Houthi attacks on cargo ships in the Red Sea are disrupting grain shipments from Europe, Ukraine, and Russia to customers in East Africa and Asia, with the potential to drive up food costs in import-dependent countries, said a think tank blog on Wednesday. “While this worst-case scenario for the Red Sea crisis is still unlikely, the current disruption is a reminder of the fragility of supply chains and the need for countries to be flexible in sourcing food when disruptions occur,” it said.
Ship traffic on the Suez Canal is down sharply since the beginning of the attacks by Houthi militants based in Yemen. The Biden administration, which has coordinated an armed response to the attacks, said on Wednesday that it would label the rebel group as a “specially designated global terrorist.” National security adviser Jake Sullivan said the designation was “an important tool to impede terrorist funding to the Houthis, further restrict their access to financial markets, and hold them accountable for their actions.”
A relatively small share of the world’s grain passes through the Suez Canal: 14 percent of cereals and 4.5 percent of soybeans at the start of this decade, according to a Chatham House analysis. World Trade Organization data suggest that 20 to 30 percent of wheat exports from the European Union, Russia, and Ukraine could be affected if shipping companies decided to take the much longer, and more expensive, route around Cape Horn to reach East Africa and Asia, said the blog by the International Food Policy Research Institute (IFPRI).
“Trade disruptions are most likely to impact the countries in East Africa, South Asia, Southeast Asia, and East Asia,” said the blog, written by IFPRI senior research fellow Joe Glauber and senior research analyst Abdullah Mamun. Iran and Pakistan, for instance, rely heavily on wheat imports from Europe and the Black Sea region, as do East African nations.
“If the disruptions continue, consumers in importing countries will end up bearing some of the cost increases. Countries may choose to seek alternative suppliers, although El Niño-related impacts have reduced wheat production in Australia, another major supplier to the region,” wrote Glauber and Mamun. Higher transportation costs also could pinch the prices offered to farmers for their crops in Europe, Russia, and Ukraine.
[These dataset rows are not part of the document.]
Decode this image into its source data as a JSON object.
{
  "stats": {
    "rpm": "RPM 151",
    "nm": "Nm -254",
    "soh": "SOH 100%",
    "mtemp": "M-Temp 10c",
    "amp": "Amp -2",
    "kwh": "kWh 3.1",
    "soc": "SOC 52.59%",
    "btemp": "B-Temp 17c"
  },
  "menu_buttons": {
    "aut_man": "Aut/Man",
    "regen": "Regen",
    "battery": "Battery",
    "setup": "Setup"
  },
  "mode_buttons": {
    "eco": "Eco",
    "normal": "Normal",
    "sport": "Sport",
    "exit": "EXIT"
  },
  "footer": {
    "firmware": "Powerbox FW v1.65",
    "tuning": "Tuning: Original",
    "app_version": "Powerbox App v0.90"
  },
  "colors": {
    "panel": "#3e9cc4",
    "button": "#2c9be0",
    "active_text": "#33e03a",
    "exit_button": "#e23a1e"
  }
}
China has accounted for 30 percent of Ukraine’s corn exports since 2020. “Increased costs of sourcing Ukraine maize would likely push China to increase imports from the United States and Brazil,” said the blog.
Export demand for U.S. corn has held steady despite disruptions at, first, the Panama Canal, due to drought, and now, the Suez Canal, said USDA analysts last week. In the fall, shippers rerouted corn bound for Japan from New Orleans through the Suez Canal because of long waits at the Panama Canal. “However, recent Houthi militant attacks in the Red Sea have resulted in ship rerouting around the Cape of Good Hope, an even longer route,” the analysts said.
Another effect, said the USDA, was a huge increase in the volume of corn sold for delivery to Mexico and Colombia — 57 percent of corn inspected at U.S. Gulf ports from last September through December, compared to the four-year average of 20 percent. “For the first time since at least 2016/17, FGIS [Federal Grain Inspection Service] inspected 80,000 [metric] tons of exports to El Salvador and Guatemala via the Pacific Northwest.”